1 Corinthians 15:1-11
What must it have been like in Jesus’ time to be "the sinful woman?" Can you imagine how painful it must have been to have your worst action, the most vulnerable part of your humanity, be the name by which you are known and called? You are not Judith or Rachel or any other name, but the whore, the prostitute, the sinner.
The shame must have been indescribable. Perhaps the sinful woman hardened herself in order to withstand the judging looks and spiteful comments; maybe she protected herself with cynicism or feigned arrogance or even aggressiveness. Maybe she hid in the shadows.
We don’t know any of that for sure, but we do know that in the presence of Jesus the woman wept like an innocent child. A world of hurt poured out as she bathed his feet tenderly with her tears, wiping his feet dry with her hair. How much she must have cherished the one who did not judge her, did not objectify her, did not view her as a "thing" to be cast out, but as a person who is loved-and forgivable-in God’s eyes.
This is the Savior we believe in; the One who does not recoil or remain remote from us in our brokenness, but who looks into our hearts with compassion when we approach. Our life may be in tatters; we may be holding onto our faith by a fingernail, but we are welcomed by a God who is intimate and loving and unaffected by the world’s harsh judgments.
Which brings me to "a certain Pharisee." Ultimately, reflexive judgments, harsh criticisms and growing fears are isolating, damaging and painful, too. May God help us trust and find in others the same goodness we want God to see within us. May we be forgiving and forgiven. May we all go in peace.

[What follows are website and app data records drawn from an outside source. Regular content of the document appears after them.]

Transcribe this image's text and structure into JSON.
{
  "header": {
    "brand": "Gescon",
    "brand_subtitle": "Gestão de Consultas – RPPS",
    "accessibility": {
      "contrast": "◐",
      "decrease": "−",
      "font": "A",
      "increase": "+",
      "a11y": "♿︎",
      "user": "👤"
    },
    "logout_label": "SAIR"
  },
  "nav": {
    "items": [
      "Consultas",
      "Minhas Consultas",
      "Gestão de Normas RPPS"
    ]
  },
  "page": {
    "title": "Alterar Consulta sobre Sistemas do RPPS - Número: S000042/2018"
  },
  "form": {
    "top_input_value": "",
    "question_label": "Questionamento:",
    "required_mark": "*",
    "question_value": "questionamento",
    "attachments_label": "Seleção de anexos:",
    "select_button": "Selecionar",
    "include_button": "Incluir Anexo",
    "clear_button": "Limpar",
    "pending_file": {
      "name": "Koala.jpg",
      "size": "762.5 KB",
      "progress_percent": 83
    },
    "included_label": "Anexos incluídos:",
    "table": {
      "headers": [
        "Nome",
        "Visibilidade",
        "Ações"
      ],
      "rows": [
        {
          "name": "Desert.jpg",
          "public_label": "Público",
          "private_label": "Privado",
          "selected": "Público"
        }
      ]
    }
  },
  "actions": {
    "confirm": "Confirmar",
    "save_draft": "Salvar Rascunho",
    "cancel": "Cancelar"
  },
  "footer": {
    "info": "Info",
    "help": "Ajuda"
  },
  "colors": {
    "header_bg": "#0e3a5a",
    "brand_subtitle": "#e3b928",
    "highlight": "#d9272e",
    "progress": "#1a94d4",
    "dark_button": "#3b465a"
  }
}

Nancy Nickel is director of communications at the Passionist Development Office in Chicago.